━━ RECORD EXTRACTS ━━
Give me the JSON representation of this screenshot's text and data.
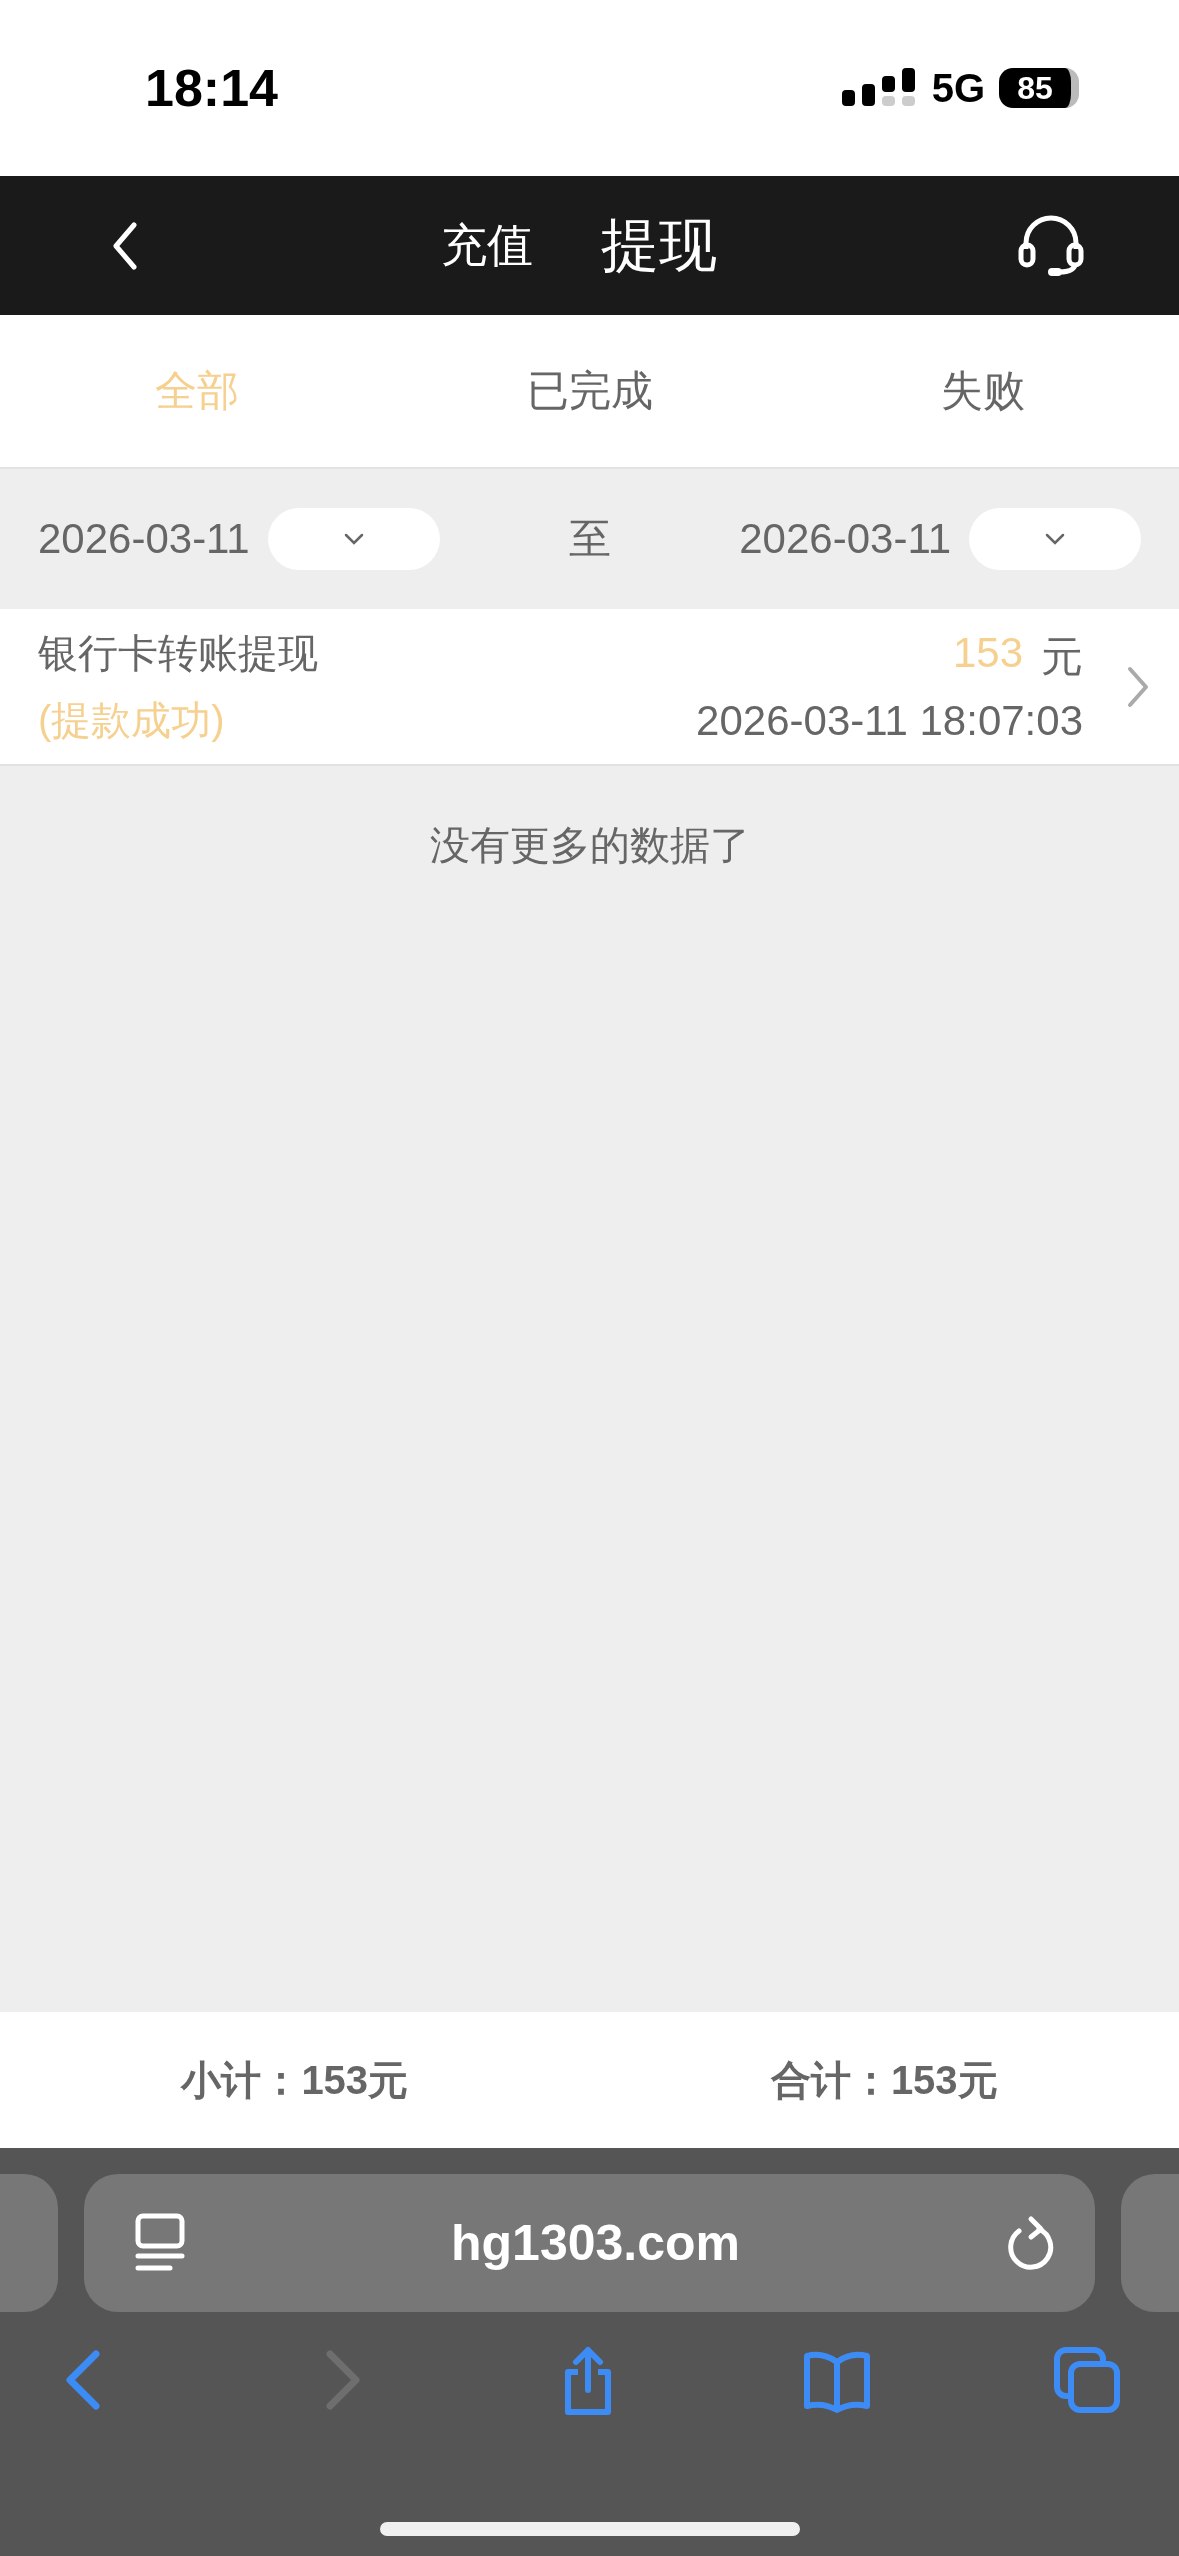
{
  "status_bar": {
    "time": "18:14",
    "network": "5G",
    "battery": "85"
  },
  "nav": {
    "segments": [
      {
        "label": "充值",
        "selected": false
      },
      {
        "label": "提现",
        "selected": true
      }
    ]
  },
  "tabs": [
    {
      "label": "全部",
      "selected": true
    },
    {
      "label": "已完成",
      "selected": false
    },
    {
      "label": "失败",
      "selected": false
    }
  ],
  "date_filter": {
    "start": "2026-03-11",
    "separator": "至",
    "end": "2026-03-11"
  },
  "records": [
    {
      "title": "银行卡转账提现",
      "status": "(提款成功)",
      "amount": "153",
      "currency": "元",
      "time": "2026-03-11 18:07:03"
    }
  ],
  "end_note": "没有更多的数据了",
  "footer": {
    "subtotal": "小计：153元",
    "total": "合计：153元"
  },
  "browser": {
    "url": "hg1303.com",
    "toolbar": [
      {
        "kind": "back",
        "disabled": false
      },
      {
        "kind": "forward",
        "disabled": true
      },
      {
        "kind": "share",
        "disabled": false
      },
      {
        "kind": "bookmarks",
        "disabled": false
      },
      {
        "kind": "tabs",
        "disabled": false
      }
    ]
  }
}
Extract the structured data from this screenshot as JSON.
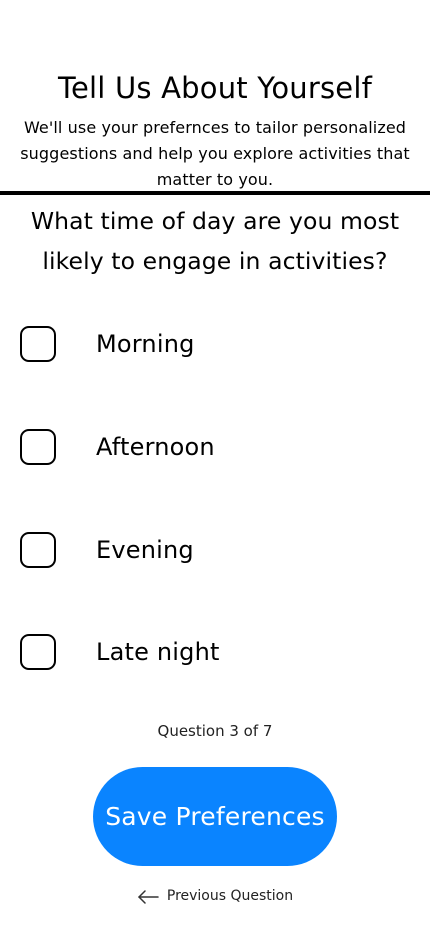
{
  "header": {
    "title": "Tell Us About Yourself",
    "subtitle": "We'll use your prefernces to tailor personalized suggestions and help you explore activities that matter to you."
  },
  "question": {
    "text": "What time of day are you most likely to engage in activities?"
  },
  "options": [
    {
      "label": "Morning",
      "checked": false
    },
    {
      "label": "Afternoon",
      "checked": false
    },
    {
      "label": "Evening",
      "checked": false
    },
    {
      "label": "Late night",
      "checked": false
    }
  ],
  "progress": {
    "text": "Question 3 of 7"
  },
  "actions": {
    "save_label": "Save Preferences",
    "previous_label": "Previous Question",
    "previous_icon": "arrow-left-icon"
  },
  "colors": {
    "accent": "#0a84ff",
    "text": "#000000",
    "background": "#ffffff"
  }
}
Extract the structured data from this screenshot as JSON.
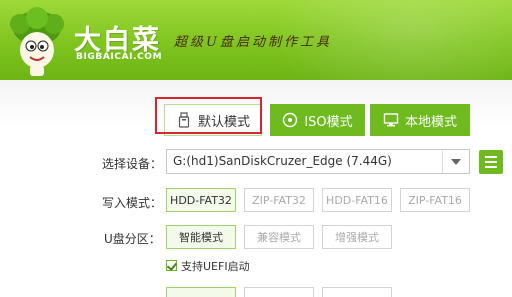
{
  "header": {
    "brand_name": "大白菜",
    "brand_domain": "BIGBAICAI.COM",
    "slogan": "超级U盘启动制作工具"
  },
  "tabs": [
    {
      "label": "默认模式",
      "icon": "usb-drive-icon",
      "active": true
    },
    {
      "label": "ISO模式",
      "icon": "disc-icon",
      "active": false
    },
    {
      "label": "本地模式",
      "icon": "monitor-icon",
      "active": false
    }
  ],
  "device": {
    "label": "选择设备：",
    "value": "G:(hd1)SanDiskCruzer_Edge (7.44G)"
  },
  "write_mode": {
    "label": "写入模式：",
    "options": [
      "HDD-FAT32",
      "ZIP-FAT32",
      "HDD-FAT16",
      "ZIP-FAT16"
    ],
    "selected": "HDD-FAT32"
  },
  "partition": {
    "label": "U盘分区：",
    "options": [
      "智能模式",
      "兼容模式",
      "增强模式"
    ],
    "selected": "智能模式"
  },
  "uefi": {
    "label": "支持UEFI启动",
    "checked": true
  },
  "colors": {
    "accent_green": "#6fba1f",
    "highlight_red": "#d8262c"
  }
}
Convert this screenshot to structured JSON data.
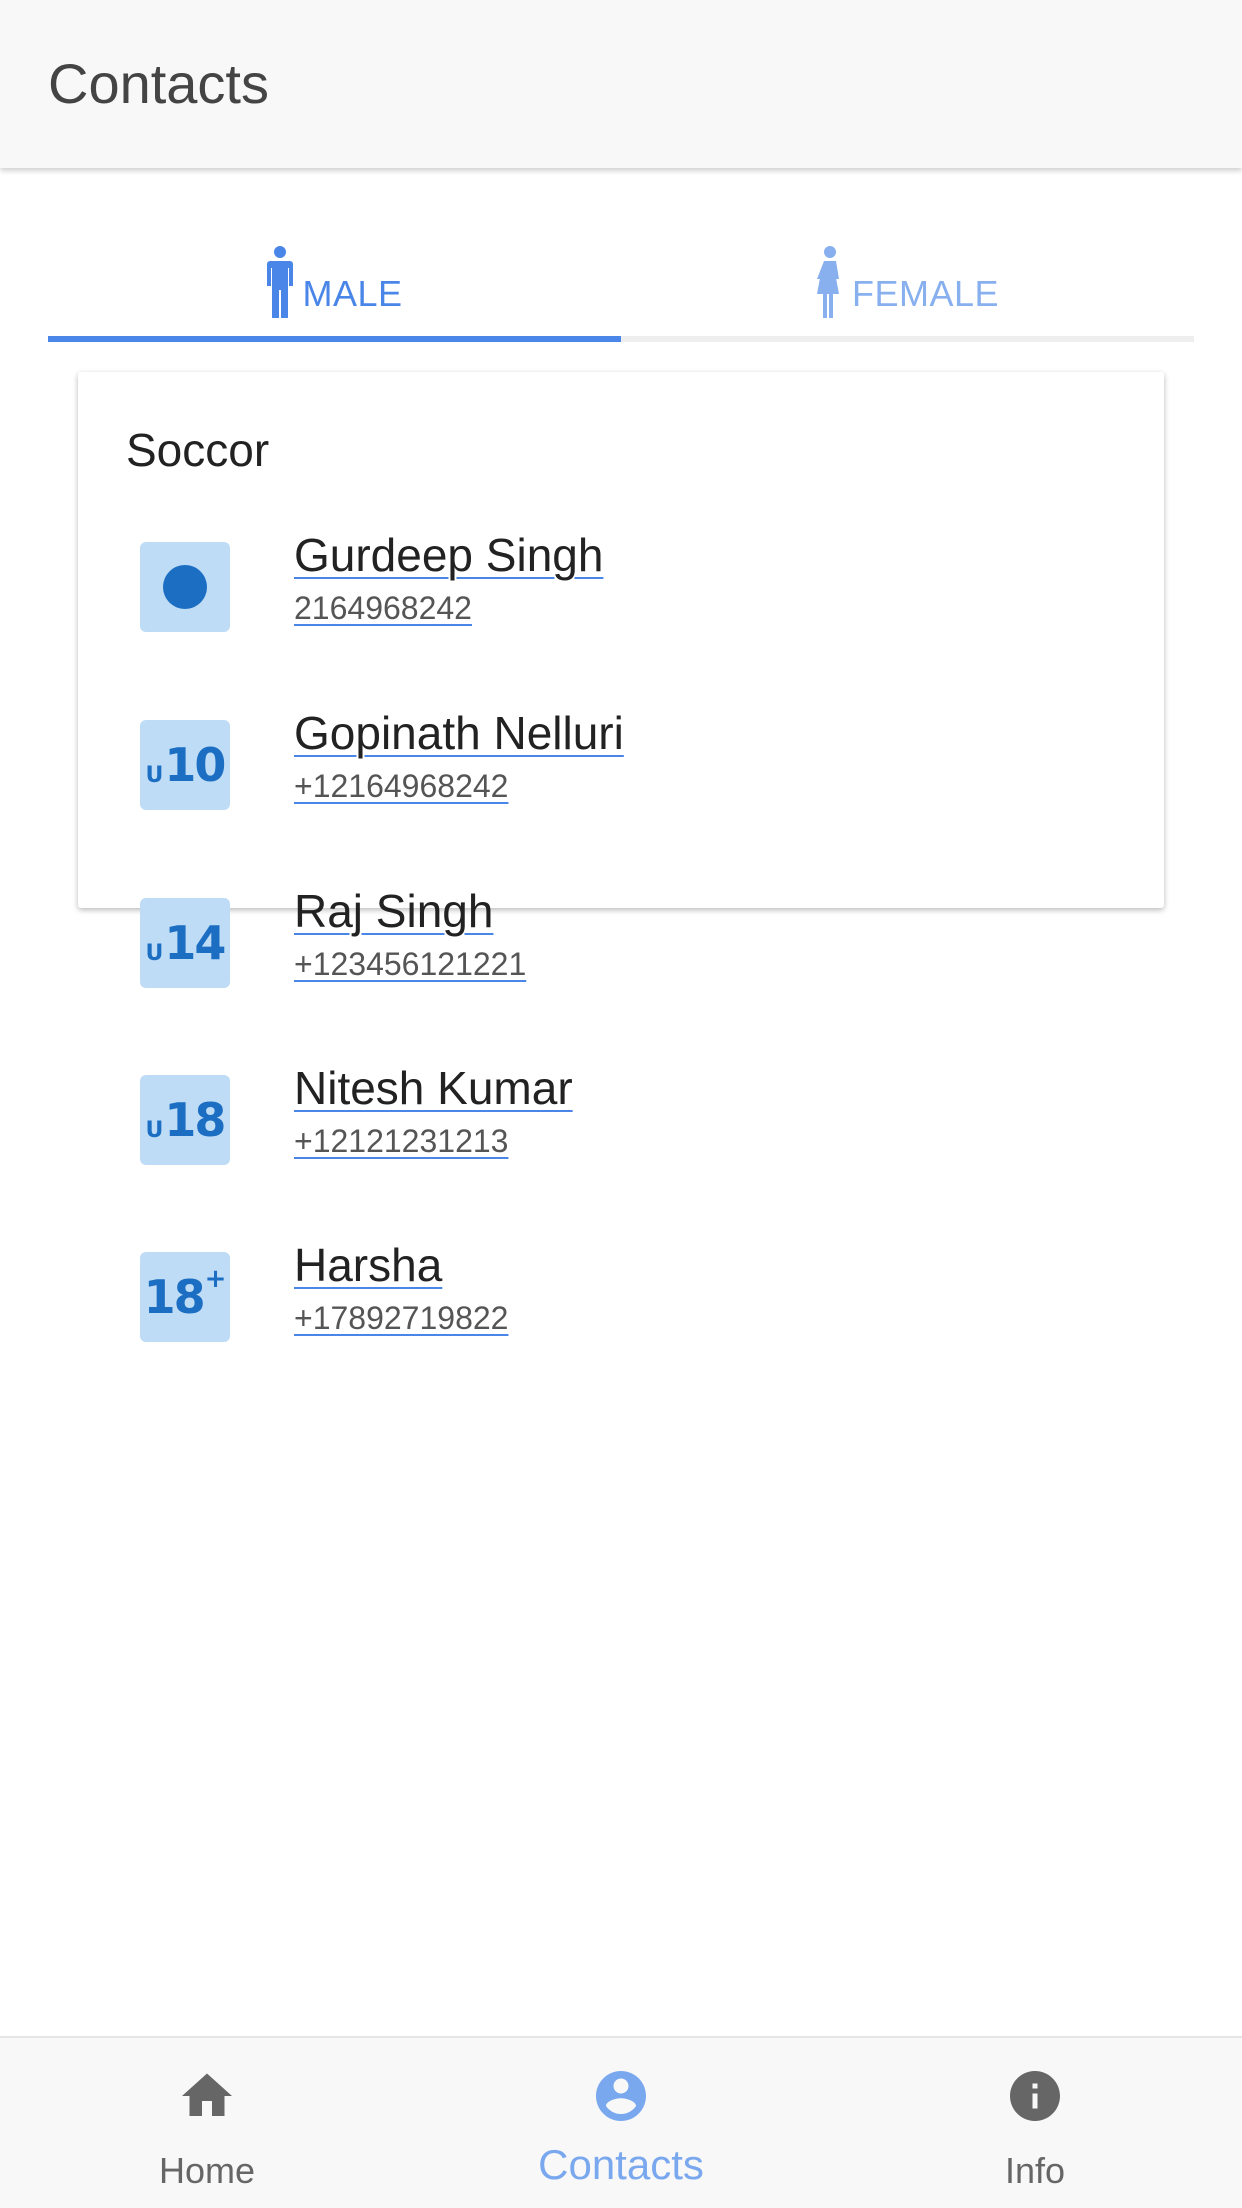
{
  "header": {
    "title": "Contacts"
  },
  "tabs": [
    {
      "label": "MALE",
      "icon": "male-icon",
      "selected": true
    },
    {
      "label": "FEMALE",
      "icon": "female-icon",
      "selected": false
    }
  ],
  "card": {
    "title": "Soccor",
    "contacts": [
      {
        "name": "Gurdeep Singh",
        "phone": "2164968242",
        "badge": "",
        "badge_icon": "dot-icon"
      },
      {
        "name": "Gopinath Nelluri",
        "phone": "+12164968242",
        "badge": "10",
        "badge_prefix": "U",
        "badge_icon": "u10-badge-icon"
      },
      {
        "name": "Raj Singh",
        "phone": "+123456121221",
        "badge": "14",
        "badge_prefix": "U",
        "badge_icon": "u14-badge-icon"
      },
      {
        "name": "Nitesh Kumar",
        "phone": "+12121231213",
        "badge": "18",
        "badge_prefix": "U",
        "badge_icon": "u18-badge-icon"
      },
      {
        "name": "Harsha",
        "phone": "+17892719822",
        "badge": "18",
        "badge_suffix": "+",
        "badge_icon": "18-plus-badge-icon"
      }
    ]
  },
  "bottom_nav": [
    {
      "label": "Home",
      "icon": "home-icon",
      "selected": false
    },
    {
      "label": "Contacts",
      "icon": "account-circle-icon",
      "selected": true
    },
    {
      "label": "Info",
      "icon": "info-icon",
      "selected": false
    }
  ],
  "colors": {
    "accent": "#4a86e8",
    "accent_light": "#88b0ef",
    "badge_bg": "#bfdcf7",
    "badge_fg": "#1b6ec2",
    "header_bg": "#f8f8f8"
  }
}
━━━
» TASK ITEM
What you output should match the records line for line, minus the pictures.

» RESPONSE BOX
Give me the JSON representation of this screenshot's text and data.
{
  "status_bar": {
    "time": "18:14",
    "network": "5G",
    "battery": "85"
  },
  "nav": {
    "segments": [
      {
        "label": "充值",
        "selected": false
      },
      {
        "label": "提现",
        "selected": true
      }
    ]
  },
  "tabs": [
    {
      "label": "全部",
      "selected": true
    },
    {
      "label": "已完成",
      "selected": false
    },
    {
      "label": "失败",
      "selected": false
    }
  ],
  "date_filter": {
    "start": "2026-03-11",
    "separator": "至",
    "end": "2026-03-11"
  },
  "records": [
    {
      "title": "银行卡转账提现",
      "status": "(提款成功)",
      "amount": "153",
      "currency": "元",
      "time": "2026-03-11 18:07:03"
    }
  ],
  "end_note": "没有更多的数据了",
  "footer": {
    "subtotal": "小计：153元",
    "total": "合计：153元"
  },
  "browser": {
    "url": "hg1303.com",
    "toolbar": [
      {
        "kind": "back",
        "disabled": false
      },
      {
        "kind": "forward",
        "disabled": true
      },
      {
        "kind": "share",
        "disabled": false
      },
      {
        "kind": "bookmarks",
        "disabled": false
      },
      {
        "kind": "tabs",
        "disabled": false
      }
    ]
  }
}
Extract the structured data from this screenshot as JSON.
{
  "header": {
    "title": "Tell Us About Yourself",
    "subtitle": "We'll use your prefernces to tailor personalized suggestions and help you explore activities that matter to you."
  },
  "question": {
    "text": "What time of day are you most likely to engage in activities?"
  },
  "options": [
    {
      "label": "Morning",
      "checked": false
    },
    {
      "label": "Afternoon",
      "checked": false
    },
    {
      "label": "Evening",
      "checked": false
    },
    {
      "label": "Late night",
      "checked": false
    }
  ],
  "progress": {
    "text": "Question 3 of 7"
  },
  "actions": {
    "save_label": "Save Preferences",
    "previous_label": "Previous Question",
    "previous_icon": "arrow-left-icon"
  },
  "colors": {
    "accent": "#0a84ff",
    "text": "#000000",
    "background": "#ffffff"
  }
}
Extract the structured data from this screenshot as JSON.
{
  "header": {
    "brand_name": "大白菜",
    "brand_domain": "BIGBAICAI.COM",
    "slogan": "超级U盘启动制作工具"
  },
  "tabs": [
    {
      "label": "默认模式",
      "icon": "usb-drive-icon",
      "active": true
    },
    {
      "label": "ISO模式",
      "icon": "disc-icon",
      "active": false
    },
    {
      "label": "本地模式",
      "icon": "monitor-icon",
      "active": false
    }
  ],
  "device": {
    "label": "选择设备：",
    "value": "G:(hd1)SanDiskCruzer_Edge (7.44G)"
  },
  "write_mode": {
    "label": "写入模式：",
    "options": [
      "HDD-FAT32",
      "ZIP-FAT32",
      "HDD-FAT16",
      "ZIP-FAT16"
    ],
    "selected": "HDD-FAT32"
  },
  "partition": {
    "label": "U盘分区：",
    "options": [
      "智能模式",
      "兼容模式",
      "增强模式"
    ],
    "selected": "智能模式"
  },
  "uefi": {
    "label": "支持UEFI启动",
    "checked": true
  },
  "colors": {
    "accent_green": "#6fba1f",
    "highlight_red": "#d8262c"
  }
}
Convert this screenshot to structured JSON data.
{
  "header": {
    "title": "Contacts"
  },
  "tabs": [
    {
      "label": "MALE",
      "icon": "male-icon",
      "selected": true
    },
    {
      "label": "FEMALE",
      "icon": "female-icon",
      "selected": false
    }
  ],
  "card": {
    "title": "Soccor",
    "contacts": [
      {
        "name": "Gurdeep Singh",
        "phone": "2164968242",
        "badge": "",
        "badge_icon": "dot-icon"
      },
      {
        "name": "Gopinath Nelluri",
        "phone": "+12164968242",
        "badge": "10",
        "badge_prefix": "U",
        "badge_icon": "u10-badge-icon"
      },
      {
        "name": "Raj Singh",
        "phone": "+123456121221",
        "badge": "14",
        "badge_prefix": "U",
        "badge_icon": "u14-badge-icon"
      },
      {
        "name": "Nitesh Kumar",
        "phone": "+12121231213",
        "badge": "18",
        "badge_prefix": "U",
        "badge_icon": "u18-badge-icon"
      },
      {
        "name": "Harsha",
        "phone": "+17892719822",
        "badge": "18",
        "badge_suffix": "+",
        "badge_icon": "18-plus-badge-icon"
      }
    ]
  },
  "bottom_nav": [
    {
      "label": "Home",
      "icon": "home-icon",
      "selected": false
    },
    {
      "label": "Contacts",
      "icon": "account-circle-icon",
      "selected": true
    },
    {
      "label": "Info",
      "icon": "info-icon",
      "selected": false
    }
  ],
  "colors": {
    "accent": "#4a86e8",
    "accent_light": "#88b0ef",
    "badge_bg": "#bfdcf7",
    "badge_fg": "#1b6ec2",
    "header_bg": "#f8f8f8"
  }
}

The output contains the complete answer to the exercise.